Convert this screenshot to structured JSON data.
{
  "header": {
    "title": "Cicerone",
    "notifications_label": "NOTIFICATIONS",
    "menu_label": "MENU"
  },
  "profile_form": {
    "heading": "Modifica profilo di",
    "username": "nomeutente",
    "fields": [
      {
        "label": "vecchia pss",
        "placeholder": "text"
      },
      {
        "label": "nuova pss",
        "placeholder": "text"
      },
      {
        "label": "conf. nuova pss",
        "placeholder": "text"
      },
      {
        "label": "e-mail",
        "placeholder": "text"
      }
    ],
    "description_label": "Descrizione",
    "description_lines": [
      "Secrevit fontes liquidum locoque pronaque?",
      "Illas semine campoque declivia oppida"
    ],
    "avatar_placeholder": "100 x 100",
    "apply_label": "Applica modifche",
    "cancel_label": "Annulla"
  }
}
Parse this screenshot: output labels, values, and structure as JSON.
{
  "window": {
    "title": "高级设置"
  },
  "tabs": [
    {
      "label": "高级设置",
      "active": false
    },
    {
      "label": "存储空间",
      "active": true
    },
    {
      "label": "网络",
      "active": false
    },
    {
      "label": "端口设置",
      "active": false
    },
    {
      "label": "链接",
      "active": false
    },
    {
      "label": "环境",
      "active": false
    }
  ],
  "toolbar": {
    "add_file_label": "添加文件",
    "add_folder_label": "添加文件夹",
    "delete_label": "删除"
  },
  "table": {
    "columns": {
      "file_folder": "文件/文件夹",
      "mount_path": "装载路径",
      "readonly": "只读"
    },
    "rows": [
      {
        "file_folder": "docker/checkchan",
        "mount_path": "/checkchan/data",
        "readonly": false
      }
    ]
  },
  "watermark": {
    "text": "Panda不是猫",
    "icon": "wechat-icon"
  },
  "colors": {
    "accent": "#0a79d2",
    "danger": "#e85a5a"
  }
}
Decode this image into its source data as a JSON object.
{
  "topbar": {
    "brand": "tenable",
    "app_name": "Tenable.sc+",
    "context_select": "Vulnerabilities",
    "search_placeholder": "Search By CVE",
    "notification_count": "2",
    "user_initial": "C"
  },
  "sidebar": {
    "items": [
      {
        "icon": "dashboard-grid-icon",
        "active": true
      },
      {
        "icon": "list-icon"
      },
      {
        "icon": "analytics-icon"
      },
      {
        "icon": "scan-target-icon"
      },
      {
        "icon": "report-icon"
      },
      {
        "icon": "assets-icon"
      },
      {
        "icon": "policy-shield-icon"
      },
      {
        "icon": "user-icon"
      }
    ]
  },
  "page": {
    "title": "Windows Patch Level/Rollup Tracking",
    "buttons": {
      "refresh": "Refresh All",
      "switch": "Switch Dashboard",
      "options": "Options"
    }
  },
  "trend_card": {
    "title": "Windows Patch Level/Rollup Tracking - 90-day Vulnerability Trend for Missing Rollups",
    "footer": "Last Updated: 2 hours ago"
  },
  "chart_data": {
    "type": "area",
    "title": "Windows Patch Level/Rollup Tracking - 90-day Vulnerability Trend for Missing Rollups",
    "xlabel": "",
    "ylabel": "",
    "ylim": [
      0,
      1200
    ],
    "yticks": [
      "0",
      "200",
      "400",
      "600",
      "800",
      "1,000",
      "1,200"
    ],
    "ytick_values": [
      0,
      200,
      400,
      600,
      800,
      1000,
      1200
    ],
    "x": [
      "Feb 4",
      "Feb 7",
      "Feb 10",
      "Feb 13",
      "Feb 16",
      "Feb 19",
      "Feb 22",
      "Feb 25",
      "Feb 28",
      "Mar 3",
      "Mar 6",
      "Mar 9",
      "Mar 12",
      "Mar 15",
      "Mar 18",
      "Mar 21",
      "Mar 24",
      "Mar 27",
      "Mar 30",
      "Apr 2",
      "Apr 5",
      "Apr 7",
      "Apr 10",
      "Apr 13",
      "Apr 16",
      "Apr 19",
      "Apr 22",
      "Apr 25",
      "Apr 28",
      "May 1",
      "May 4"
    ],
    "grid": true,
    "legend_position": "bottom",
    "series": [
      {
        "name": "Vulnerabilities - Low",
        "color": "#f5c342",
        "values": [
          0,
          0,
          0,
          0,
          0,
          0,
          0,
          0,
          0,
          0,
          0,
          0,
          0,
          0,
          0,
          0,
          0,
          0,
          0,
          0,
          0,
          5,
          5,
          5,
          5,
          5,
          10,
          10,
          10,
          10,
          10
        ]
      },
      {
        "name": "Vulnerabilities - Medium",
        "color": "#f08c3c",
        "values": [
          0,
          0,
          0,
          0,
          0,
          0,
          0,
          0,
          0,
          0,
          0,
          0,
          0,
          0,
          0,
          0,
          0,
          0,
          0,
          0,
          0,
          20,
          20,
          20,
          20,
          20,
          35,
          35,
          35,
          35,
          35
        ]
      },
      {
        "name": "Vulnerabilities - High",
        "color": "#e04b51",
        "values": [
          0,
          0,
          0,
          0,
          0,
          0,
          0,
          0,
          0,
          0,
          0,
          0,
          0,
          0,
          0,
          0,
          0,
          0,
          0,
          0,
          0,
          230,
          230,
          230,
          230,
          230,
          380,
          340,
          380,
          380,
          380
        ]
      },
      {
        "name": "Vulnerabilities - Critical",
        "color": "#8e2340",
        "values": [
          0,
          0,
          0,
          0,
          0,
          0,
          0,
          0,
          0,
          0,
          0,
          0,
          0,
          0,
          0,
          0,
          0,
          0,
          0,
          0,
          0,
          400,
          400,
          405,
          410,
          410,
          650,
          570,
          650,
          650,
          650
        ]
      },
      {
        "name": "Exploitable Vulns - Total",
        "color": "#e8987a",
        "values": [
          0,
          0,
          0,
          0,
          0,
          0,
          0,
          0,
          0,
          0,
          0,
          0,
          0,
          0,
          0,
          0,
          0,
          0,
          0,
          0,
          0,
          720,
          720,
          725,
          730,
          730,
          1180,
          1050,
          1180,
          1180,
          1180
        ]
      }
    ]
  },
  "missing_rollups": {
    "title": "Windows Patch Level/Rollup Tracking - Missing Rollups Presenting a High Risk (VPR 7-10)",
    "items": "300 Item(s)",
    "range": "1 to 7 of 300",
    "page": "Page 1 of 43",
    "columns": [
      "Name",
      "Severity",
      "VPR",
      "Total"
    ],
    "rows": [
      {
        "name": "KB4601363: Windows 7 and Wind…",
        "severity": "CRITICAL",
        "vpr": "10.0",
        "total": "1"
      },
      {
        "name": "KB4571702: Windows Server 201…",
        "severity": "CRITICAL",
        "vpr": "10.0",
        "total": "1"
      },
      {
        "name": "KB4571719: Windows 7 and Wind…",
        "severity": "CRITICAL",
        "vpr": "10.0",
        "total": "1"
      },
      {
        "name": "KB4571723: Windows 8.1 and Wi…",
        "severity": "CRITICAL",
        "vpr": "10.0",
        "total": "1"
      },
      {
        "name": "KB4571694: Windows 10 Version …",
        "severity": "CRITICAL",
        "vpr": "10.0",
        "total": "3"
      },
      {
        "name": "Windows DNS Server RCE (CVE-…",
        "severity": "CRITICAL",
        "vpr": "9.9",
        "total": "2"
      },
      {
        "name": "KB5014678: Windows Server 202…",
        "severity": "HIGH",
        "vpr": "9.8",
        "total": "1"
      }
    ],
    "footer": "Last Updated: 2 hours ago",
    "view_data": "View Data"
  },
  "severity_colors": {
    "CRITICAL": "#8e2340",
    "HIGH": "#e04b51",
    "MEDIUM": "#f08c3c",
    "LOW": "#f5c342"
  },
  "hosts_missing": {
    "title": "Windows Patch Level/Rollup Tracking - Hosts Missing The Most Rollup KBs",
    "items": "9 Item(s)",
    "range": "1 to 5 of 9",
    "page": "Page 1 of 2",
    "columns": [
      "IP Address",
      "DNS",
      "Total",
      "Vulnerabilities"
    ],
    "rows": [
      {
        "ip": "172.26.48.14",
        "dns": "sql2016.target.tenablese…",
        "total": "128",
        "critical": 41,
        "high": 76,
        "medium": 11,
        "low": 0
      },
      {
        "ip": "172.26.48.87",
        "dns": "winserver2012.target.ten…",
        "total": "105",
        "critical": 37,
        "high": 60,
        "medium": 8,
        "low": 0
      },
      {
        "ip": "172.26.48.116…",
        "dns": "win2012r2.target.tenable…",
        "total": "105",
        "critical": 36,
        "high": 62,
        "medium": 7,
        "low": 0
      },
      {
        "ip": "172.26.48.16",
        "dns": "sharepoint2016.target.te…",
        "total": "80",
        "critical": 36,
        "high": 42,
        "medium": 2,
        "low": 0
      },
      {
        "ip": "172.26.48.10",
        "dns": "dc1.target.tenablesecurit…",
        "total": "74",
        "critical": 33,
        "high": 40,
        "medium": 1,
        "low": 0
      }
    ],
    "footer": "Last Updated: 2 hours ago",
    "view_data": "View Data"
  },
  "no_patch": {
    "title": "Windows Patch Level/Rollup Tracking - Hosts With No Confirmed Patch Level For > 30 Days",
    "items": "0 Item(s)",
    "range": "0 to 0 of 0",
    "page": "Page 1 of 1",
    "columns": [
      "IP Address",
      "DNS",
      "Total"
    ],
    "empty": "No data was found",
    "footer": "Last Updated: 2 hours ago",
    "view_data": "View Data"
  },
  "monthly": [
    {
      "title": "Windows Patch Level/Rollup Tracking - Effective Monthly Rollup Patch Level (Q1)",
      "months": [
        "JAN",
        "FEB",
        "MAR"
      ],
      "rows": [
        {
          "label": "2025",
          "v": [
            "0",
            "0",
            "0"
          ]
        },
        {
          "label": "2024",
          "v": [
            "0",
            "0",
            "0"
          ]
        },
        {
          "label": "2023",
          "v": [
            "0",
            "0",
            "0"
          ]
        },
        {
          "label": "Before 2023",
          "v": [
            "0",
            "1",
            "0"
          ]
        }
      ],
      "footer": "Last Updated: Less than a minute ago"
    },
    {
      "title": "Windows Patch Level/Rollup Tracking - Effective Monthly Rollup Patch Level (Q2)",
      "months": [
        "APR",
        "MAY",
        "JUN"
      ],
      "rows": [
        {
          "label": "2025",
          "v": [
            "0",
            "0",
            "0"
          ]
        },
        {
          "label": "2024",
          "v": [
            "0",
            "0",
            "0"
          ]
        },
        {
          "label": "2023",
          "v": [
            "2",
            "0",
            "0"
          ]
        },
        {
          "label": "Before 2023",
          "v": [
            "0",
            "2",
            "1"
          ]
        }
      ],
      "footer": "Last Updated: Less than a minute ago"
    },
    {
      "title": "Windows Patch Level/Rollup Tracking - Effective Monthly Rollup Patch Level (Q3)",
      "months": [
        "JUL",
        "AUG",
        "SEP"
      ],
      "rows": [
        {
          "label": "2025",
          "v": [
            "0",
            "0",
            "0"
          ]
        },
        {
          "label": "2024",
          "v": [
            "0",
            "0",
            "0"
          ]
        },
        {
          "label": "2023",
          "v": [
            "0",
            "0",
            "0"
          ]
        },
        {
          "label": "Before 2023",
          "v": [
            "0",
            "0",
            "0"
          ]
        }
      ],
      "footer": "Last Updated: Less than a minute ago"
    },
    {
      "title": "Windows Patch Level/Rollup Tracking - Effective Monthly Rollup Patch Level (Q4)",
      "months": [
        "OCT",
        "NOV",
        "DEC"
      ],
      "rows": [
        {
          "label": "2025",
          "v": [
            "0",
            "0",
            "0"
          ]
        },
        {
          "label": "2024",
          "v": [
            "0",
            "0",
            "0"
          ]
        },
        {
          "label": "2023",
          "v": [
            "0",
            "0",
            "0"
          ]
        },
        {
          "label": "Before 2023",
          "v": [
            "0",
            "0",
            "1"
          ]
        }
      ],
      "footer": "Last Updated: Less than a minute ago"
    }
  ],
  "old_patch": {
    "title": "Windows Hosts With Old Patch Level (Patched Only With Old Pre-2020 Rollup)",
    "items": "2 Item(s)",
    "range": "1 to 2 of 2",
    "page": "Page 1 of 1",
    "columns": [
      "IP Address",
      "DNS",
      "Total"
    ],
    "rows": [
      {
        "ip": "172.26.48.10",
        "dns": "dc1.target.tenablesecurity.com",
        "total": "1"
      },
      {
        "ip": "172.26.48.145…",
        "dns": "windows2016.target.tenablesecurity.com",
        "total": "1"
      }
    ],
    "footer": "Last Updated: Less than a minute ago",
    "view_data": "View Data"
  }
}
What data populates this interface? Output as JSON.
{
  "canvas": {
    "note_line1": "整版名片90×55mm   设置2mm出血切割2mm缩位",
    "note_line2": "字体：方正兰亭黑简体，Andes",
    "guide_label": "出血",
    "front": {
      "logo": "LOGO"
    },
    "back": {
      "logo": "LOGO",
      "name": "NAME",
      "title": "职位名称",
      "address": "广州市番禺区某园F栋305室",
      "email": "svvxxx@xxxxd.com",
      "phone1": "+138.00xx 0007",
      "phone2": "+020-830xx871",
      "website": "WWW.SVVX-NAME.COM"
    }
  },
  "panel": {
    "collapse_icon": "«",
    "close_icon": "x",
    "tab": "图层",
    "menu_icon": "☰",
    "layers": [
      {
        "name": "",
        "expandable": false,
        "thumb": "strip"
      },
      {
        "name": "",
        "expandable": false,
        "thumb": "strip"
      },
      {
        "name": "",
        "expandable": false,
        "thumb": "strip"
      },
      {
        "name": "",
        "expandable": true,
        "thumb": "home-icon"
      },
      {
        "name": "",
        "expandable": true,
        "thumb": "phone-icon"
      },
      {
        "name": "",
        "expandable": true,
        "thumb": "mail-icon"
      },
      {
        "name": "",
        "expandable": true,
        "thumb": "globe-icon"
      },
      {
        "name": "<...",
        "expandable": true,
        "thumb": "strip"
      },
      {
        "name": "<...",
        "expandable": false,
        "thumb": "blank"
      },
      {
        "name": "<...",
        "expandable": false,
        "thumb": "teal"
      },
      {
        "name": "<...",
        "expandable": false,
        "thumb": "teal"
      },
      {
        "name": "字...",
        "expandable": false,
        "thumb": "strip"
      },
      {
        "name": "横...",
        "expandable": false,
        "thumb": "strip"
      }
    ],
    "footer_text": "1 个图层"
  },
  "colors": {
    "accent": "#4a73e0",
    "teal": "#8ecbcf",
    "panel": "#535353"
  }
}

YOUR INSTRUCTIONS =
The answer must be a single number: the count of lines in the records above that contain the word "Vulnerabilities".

OUTPUT FOR THIS EXERCISE =
6